And, since I have been reading my introduction to the annual to practice for tomorrow night, for a quote tonight, I am quoting myself. This is from the introduction to the book. It says a lot about who we are and what’s in the book. I hope to see you at the book party tomorrow night if you can make it. The writers sharing their work are just magnificent. I know you will love them. Plus, there will be prizes.
In 2020, when the world locked down, I noticed a flurry of essays about Henry David Thoreau and what he could teach us about solitude. This made some sense to me, but Thoreau was not as isolated as some would think. After all, he said himself that he had three chairs in his cabin at Walden—“one for solitude, one for friendship, three for society.” Thoreau was close to his family and friends and saw them often. And, after some time living at Walden, people would gather at Walden to hear Thoreau talk about his experiences.
I find it is now, as we are dealing with societies stressed by climate change, that Thoreau has the most to teach us. Thoreau’s themes of social justice, environmentalism, human and animal rights, and frugality resonate with me more than ever. It is through the writing of people like Thoreau that I find comfort and hope as humans navigate a time of great challenge. Rivers are drying up. Crops are failing. Without water, farmers are being forced to sell animals they can no longer care for. It’s a stressful time for sure, but humans are resilient. I have to believe we can do better and be better. For me, Thoreau leads the way.
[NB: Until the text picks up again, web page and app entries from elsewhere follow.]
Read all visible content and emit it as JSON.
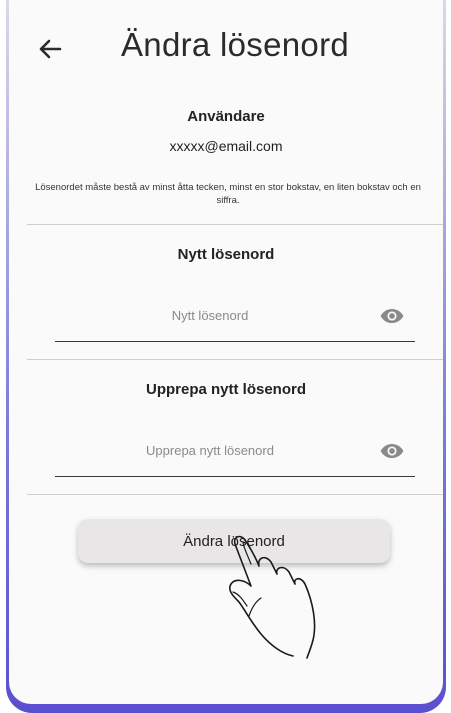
{
  "header": {
    "back_icon": "arrow-left-icon",
    "title": "Ändra lösenord"
  },
  "user": {
    "label": "Användare",
    "email": "xxxxx@email.com"
  },
  "requirements_text": "Lösenordet måste bestå av minst åtta tecken, minst en stor bokstav, en liten bokstav och en siffra.",
  "new_password": {
    "label": "Nytt lösenord",
    "placeholder": "Nytt lösenord",
    "value": "",
    "toggle_icon": "eye-icon"
  },
  "repeat_password": {
    "label": "Upprepa nytt lösenord",
    "placeholder": "Upprepa nytt lösenord",
    "value": "",
    "toggle_icon": "eye-icon"
  },
  "submit": {
    "label": "Ändra lösenord"
  },
  "colors": {
    "text": "#222222",
    "divider": "#cfcfcf",
    "button_bg": "#e8e6e6",
    "eye_icon": "#8a8a8a",
    "frame_accent": "#5b4fd0"
  }
}
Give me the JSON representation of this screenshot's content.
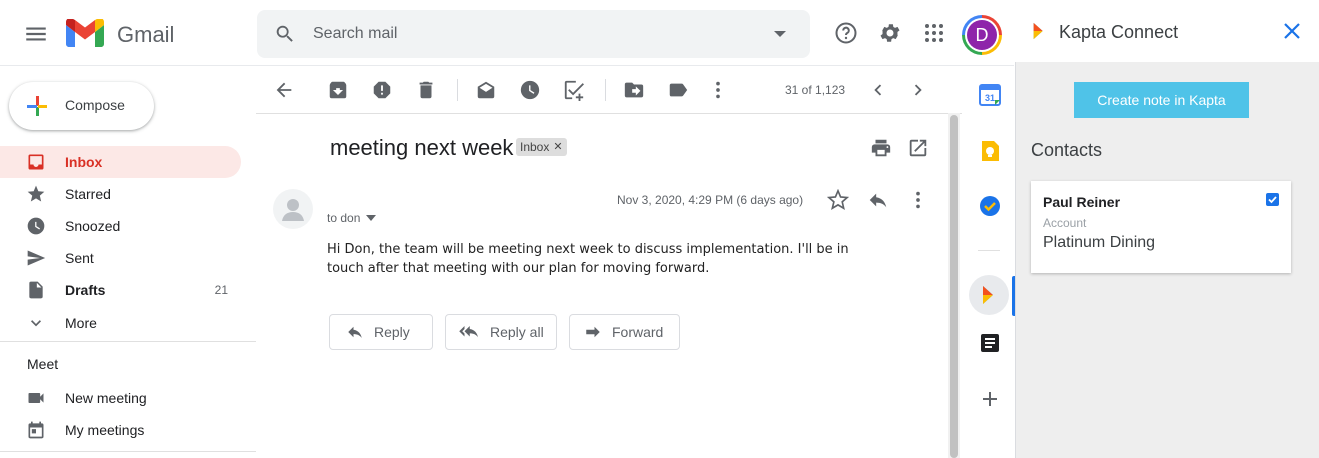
{
  "app": {
    "name": "Gmail"
  },
  "search": {
    "placeholder": "Search mail"
  },
  "header": {
    "avatar_letter": "D"
  },
  "nav": {
    "compose_label": "Compose",
    "items": [
      {
        "label": "Inbox",
        "icon": "inbox-icon",
        "active": true
      },
      {
        "label": "Starred",
        "icon": "star-icon"
      },
      {
        "label": "Snoozed",
        "icon": "clock-icon"
      },
      {
        "label": "Sent",
        "icon": "send-icon"
      },
      {
        "label": "Drafts",
        "icon": "draft-icon",
        "count": "21"
      },
      {
        "label": "More",
        "icon": "chevron-down-icon"
      }
    ],
    "meet": {
      "heading": "Meet",
      "new_meeting": "New meeting",
      "my_meetings": "My meetings"
    }
  },
  "toolbar": {
    "pager": "31 of 1,123"
  },
  "message": {
    "subject": "meeting next week",
    "label": "Inbox",
    "to": "to don",
    "date": "Nov 3, 2020, 4:29 PM (6 days ago)",
    "body": "Hi Don, the team will be meeting next week to discuss implementation. I'll be in touch after that meeting with our plan for moving forward.",
    "actions": {
      "reply": "Reply",
      "reply_all": "Reply all",
      "forward": "Forward"
    }
  },
  "kapta": {
    "title": "Kapta Connect",
    "create_button": "Create note in Kapta",
    "contacts_heading": "Contacts",
    "contact": {
      "name": "Paul Reiner",
      "account_label": "Account",
      "account_value": "Platinum Dining",
      "checked": true
    },
    "accent": "#4fc3e8"
  },
  "colors": {
    "inbox_active_bg": "#fce8e6",
    "inbox_active_text": "#d93025",
    "link_blue": "#1a73e8"
  }
}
Just last month, I had the honor of visiting Walden Pond in Concord. My son and I hiked around the pond to the site of Thoreau’s original cabin. There, in the woods, an idealist who loved nature and wanted to make sure technology didn’t advance without concern for humans and the environment, set out to live differently, deliberately—and write about it. Visiting the site, touching the ground, and putting my feet into the pond was transformative. I am no Thoreau, but I have collected for you beautiful writing from skilled and talented writers who, much like Thoreau, are finding ways to live authentically and are willing to write about it for us.